the consternation of some of the cia headquarters to become a s-sierra of the absurd but that led to the agency to turn. after the nobel prize they decided to give a second edition of doctor zhivago. there were some lessons to be learned from the first. it was involving outsiders was nothing but trouble. the second edition was a miniature paperback on the bible stock paper that came in one and two volumes so it could be easily smuggled inside of a suit or trouser pocket as one cia memo put it. inside the government there was also a strong sense the u.s. shouldn't overplay its hand in the nobel crisis and the treatment of speed that was playing out shocking people including countries friendly to
the soviet union. instead of officials in washington relished what they saw as the propaganda that was entirely manufactured in moscow at the meeting of state department senior staff with john foster dulles he was told the communist treatment of pasternak was one of the worst wonders in embarrassment and damage to them with the brutality. by july, 1959 and eight months after the novell crisis about 9,000 miniature copies have been printed in washington. the russian group in germany essentially said it was behind the printing and that secret basically held until now as it was widely be beefed the edition was the work of the émigres. the agents have had contact with soviet officials and the west.
2,000 copies were set aside to the soviet other communist students at the festival festival of the youth and students for peace and friendship which was held in vienna in late july and early august of 1959. all of the festivities and costs are underwritten by the soviet union and the festival was personally supervised by the head of the kgb alexander who had previously been president of the union of students. they had the cost of sending young americans to the festival basically disrupted by having them debate with the soviet communist counterparts might call the get the post water who was there described it as a college weekend with russians.

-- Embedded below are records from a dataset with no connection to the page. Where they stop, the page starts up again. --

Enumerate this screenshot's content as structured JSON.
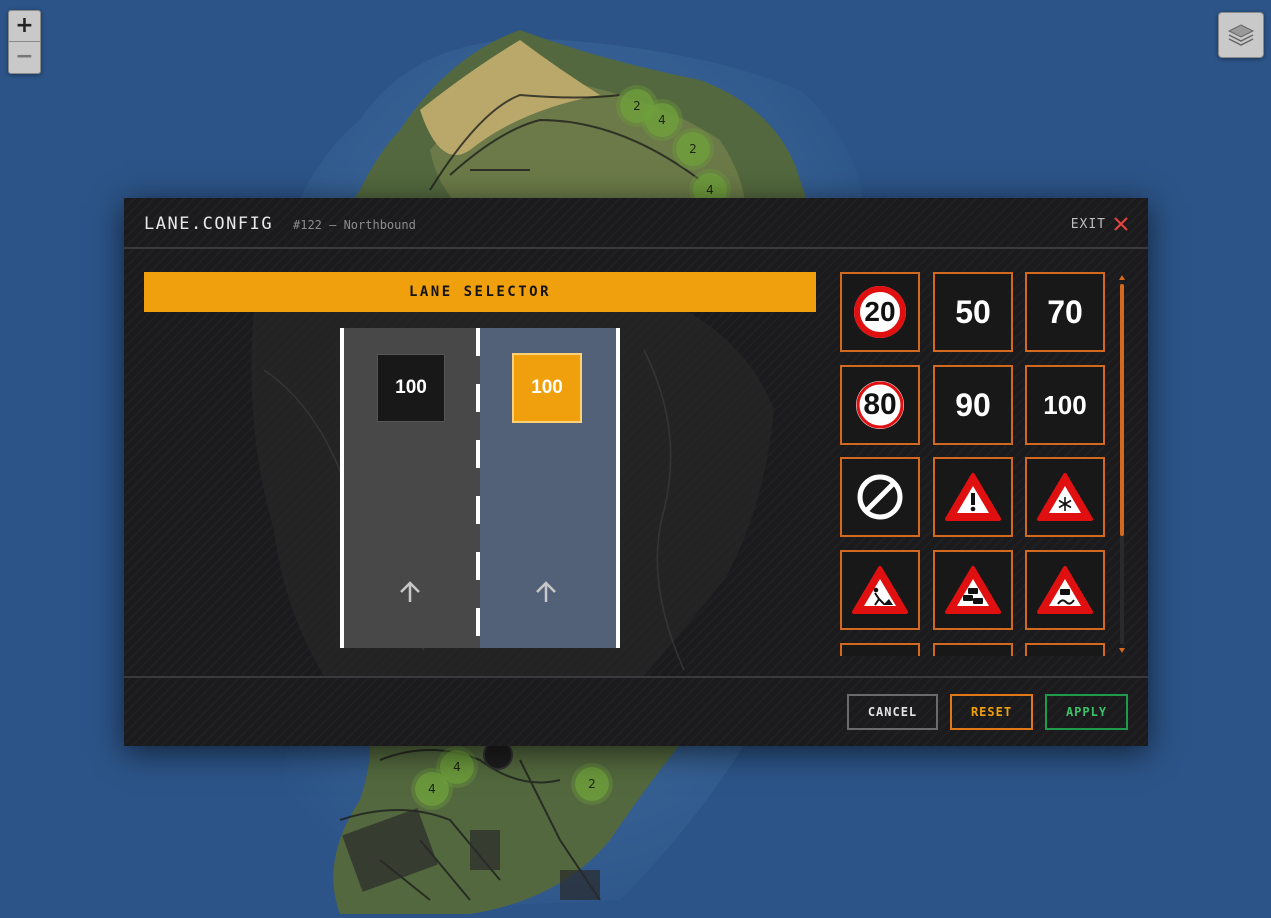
{
  "map": {
    "zoom_in": "+",
    "zoom_out": "−",
    "layers_icon": "layers-icon",
    "clusters": [
      "2",
      "4",
      "2",
      "4",
      "4",
      "4",
      "2"
    ]
  },
  "modal": {
    "title": "LANE.CONFIG",
    "subtitle": "#122 — Northbound",
    "exit_label": "EXIT",
    "lane_selector_label": "LANE SELECTOR",
    "lanes": [
      {
        "sign": "100",
        "selected": false
      },
      {
        "sign": "100",
        "selected": true
      }
    ],
    "signs": [
      {
        "id": "speed-20",
        "type": "speed-ring",
        "text": "20"
      },
      {
        "id": "speed-50",
        "type": "speed-plain",
        "text": "50"
      },
      {
        "id": "speed-70",
        "type": "speed-plain",
        "text": "70"
      },
      {
        "id": "speed-80",
        "type": "speed-ring",
        "text": "80"
      },
      {
        "id": "speed-90",
        "type": "speed-plain",
        "text": "90"
      },
      {
        "id": "speed-100",
        "type": "speed-plain",
        "text": "100"
      },
      {
        "id": "end-restriction",
        "type": "icon",
        "icon": "no-entry-circle-icon"
      },
      {
        "id": "danger",
        "type": "icon",
        "icon": "warning-triangle-icon"
      },
      {
        "id": "snow",
        "type": "icon",
        "icon": "snow-warning-icon"
      },
      {
        "id": "roadworks",
        "type": "icon",
        "icon": "roadworks-icon"
      },
      {
        "id": "traffic-jam",
        "type": "icon",
        "icon": "traffic-jam-icon"
      },
      {
        "id": "slippery",
        "type": "icon",
        "icon": "slippery-road-icon"
      }
    ],
    "buttons": {
      "cancel": "CANCEL",
      "reset": "RESET",
      "apply": "APPLY"
    },
    "colors": {
      "accent": "#f0a00c",
      "border": "#d2691e",
      "apply": "#1e9a4a",
      "selected_lane": "#526078"
    }
  }
}
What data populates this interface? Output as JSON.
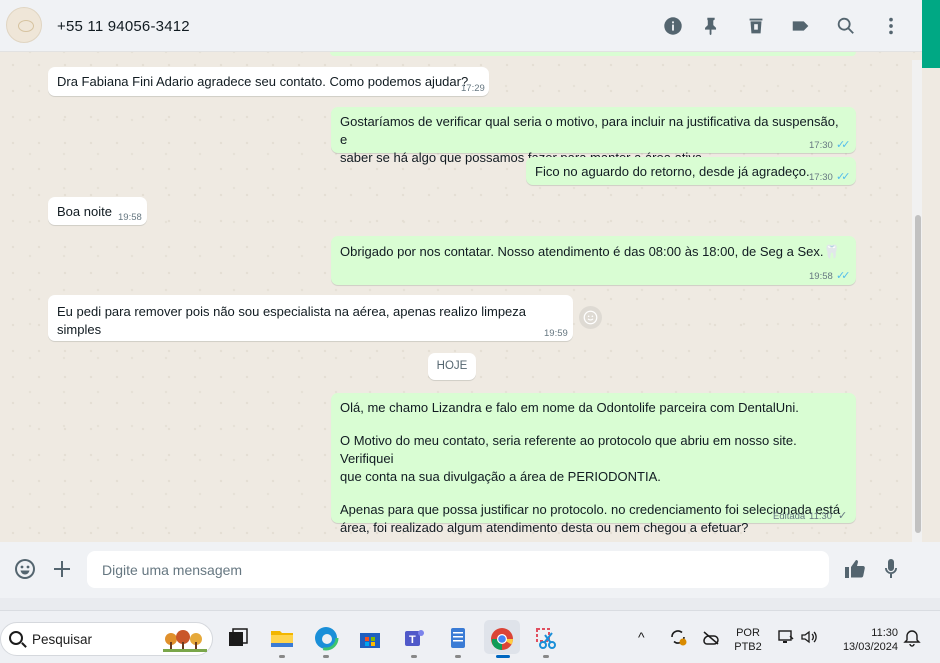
{
  "header": {
    "contact": "+55 11 94056-3412",
    "icons": [
      "info-icon",
      "pin-icon",
      "trash-icon",
      "label-icon",
      "search-icon",
      "menu-icon"
    ]
  },
  "messages": [
    {
      "dir": "in",
      "text": "Dra Fabiana Fini Adario agradece seu contato. Como podemos ajudar?",
      "time": "17:29"
    },
    {
      "dir": "out",
      "lines": [
        "Gostaríamos de verificar qual seria o motivo, para incluir na justificativa da suspensão, e",
        "saber se há algo que possamos fazer para manter a área ativa."
      ],
      "time": "17:30"
    },
    {
      "dir": "out",
      "text": "Fico no aguardo do retorno, desde já agradeço.",
      "time": "17:30"
    },
    {
      "dir": "in",
      "text": "Boa noite",
      "time": "19:58"
    },
    {
      "dir": "out",
      "text": "Obrigado por nos contatar. Nosso atendimento é das 08:00 às 18:00, de Seg a Sex.🦷",
      "time": "19:58"
    },
    {
      "dir": "in",
      "text": "Eu pedi para remover pois não sou especialista na aérea, apenas realizo limpeza simples",
      "time": "19:59"
    },
    {
      "dir": "out",
      "paragraphs": [
        "Olá, me chamo Lizandra e falo em nome da Odontolife parceira com DentalUni.",
        "O Motivo do meu contato, seria referente ao protocolo que abriu em nosso site. Verifiquei que conta na sua divulgação a área de PERIODONTIA.",
        "Apenas para que possa justificar no protocolo. no credenciamento foi selecionada está área, foi realizado algum atendimento desta ou nem chegou a efetuar?"
      ],
      "p1": "Olá, me chamo Lizandra e falo em nome da Odontolife parceira com DentalUni.",
      "p2a": "O Motivo do meu contato, seria referente ao protocolo que abriu em nosso site. Verifiquei",
      "p2b": "que conta na sua divulgação a área de PERIODONTIA.",
      "p3a": "Apenas para que possa justificar no protocolo. no credenciamento foi selecionada está",
      "p3b": "área, foi realizado algum atendimento desta ou nem chegou a efetuar?",
      "edited": "Editada",
      "time": "11:30"
    }
  ],
  "date_chip": "HOJE",
  "composer": {
    "placeholder": "Digite uma mensagem"
  },
  "taskbar": {
    "search": "Pesquisar",
    "lang_top": "POR",
    "lang_bottom": "PTB2",
    "clock_time": "11:30",
    "clock_date": "13/03/2024"
  },
  "colors": {
    "outgoing": "#d9fdd3",
    "incoming": "#ffffff",
    "accent": "#00a884",
    "read_tick": "#53bdeb"
  }
}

among the activities was the distribution of books in many languages. 30,000 in 14 languages including a 1984 and the god that failed. apart from the russian edition doctor zhivago was available in polish, czech, hungarian and chinese at the festival. the novel had been published in taiwan and a year of committees within 50 copies for the 400 strong chinese delegation that proved to be impenetrable. some of the chinese wouldn't talk to the eastern european comrades so they found it somewhat difficult to communicate with them. the soviet delegation arrived from budapest in the convoy of buses and it was a blistering hot day and the windows were
open. the buses were swarmed by émigres who tossed them copies through the windows. it was aware of these and other efforts to distribute the novel indiana yet they proved up to be as harsh with the students who picked up the book as one might suspect. one student writing many years later said by no means bring it home. thank you very much. [applause] we will take as many questions
as you like. it how was pasternak treated today? >> the novel is available. putin doesn't worry so much about literature. it's not on his agenda but what i have to say that i think doctor zhivago and the interest in it has faded. it's no longer on the school curriculum and you can find it in bookstores about my co-author at the state university a state university when she's asked her students have you read doctor zhivago the answer is almost always know. they've read other pieces of russian literature, but zhivago just doesn't seem to be on the radar in the same way.